_Available records:_
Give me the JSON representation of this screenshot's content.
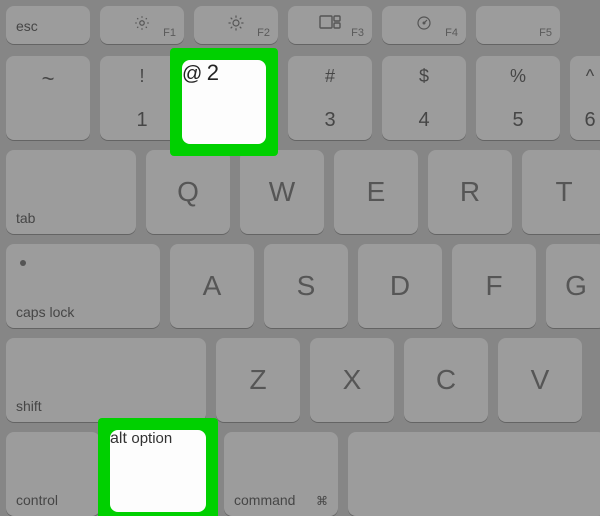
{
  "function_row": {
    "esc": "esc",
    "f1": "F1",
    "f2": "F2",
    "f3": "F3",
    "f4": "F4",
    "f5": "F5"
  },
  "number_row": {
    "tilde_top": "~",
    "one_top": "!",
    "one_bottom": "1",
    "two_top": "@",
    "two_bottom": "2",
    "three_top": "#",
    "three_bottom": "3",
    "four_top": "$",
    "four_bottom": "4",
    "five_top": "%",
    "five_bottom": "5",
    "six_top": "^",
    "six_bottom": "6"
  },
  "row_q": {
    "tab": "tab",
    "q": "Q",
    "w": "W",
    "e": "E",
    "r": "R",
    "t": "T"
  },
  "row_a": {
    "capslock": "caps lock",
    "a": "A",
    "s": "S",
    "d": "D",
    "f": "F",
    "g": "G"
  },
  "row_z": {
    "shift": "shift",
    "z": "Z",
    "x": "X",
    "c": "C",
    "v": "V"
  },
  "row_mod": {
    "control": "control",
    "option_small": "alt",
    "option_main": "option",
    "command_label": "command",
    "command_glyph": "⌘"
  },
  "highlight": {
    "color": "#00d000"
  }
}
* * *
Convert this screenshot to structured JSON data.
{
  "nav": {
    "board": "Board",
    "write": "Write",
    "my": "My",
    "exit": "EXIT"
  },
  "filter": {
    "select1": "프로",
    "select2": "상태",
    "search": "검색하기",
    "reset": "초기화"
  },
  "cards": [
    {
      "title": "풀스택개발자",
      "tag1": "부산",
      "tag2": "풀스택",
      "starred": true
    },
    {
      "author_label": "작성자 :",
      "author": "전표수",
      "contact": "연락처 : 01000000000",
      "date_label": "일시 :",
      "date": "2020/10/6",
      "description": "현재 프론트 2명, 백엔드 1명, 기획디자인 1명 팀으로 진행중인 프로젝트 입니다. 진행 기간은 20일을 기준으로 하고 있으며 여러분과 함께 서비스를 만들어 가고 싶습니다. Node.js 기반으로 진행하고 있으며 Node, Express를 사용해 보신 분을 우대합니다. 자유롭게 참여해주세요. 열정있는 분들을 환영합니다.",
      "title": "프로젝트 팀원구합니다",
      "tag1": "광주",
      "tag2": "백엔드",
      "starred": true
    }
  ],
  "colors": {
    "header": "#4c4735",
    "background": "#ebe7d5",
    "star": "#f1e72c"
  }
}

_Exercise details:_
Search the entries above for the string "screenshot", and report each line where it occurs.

_Final answer:_
Give me the JSON representation of this screenshot's content.
Convert this screenshot to structured JSON data.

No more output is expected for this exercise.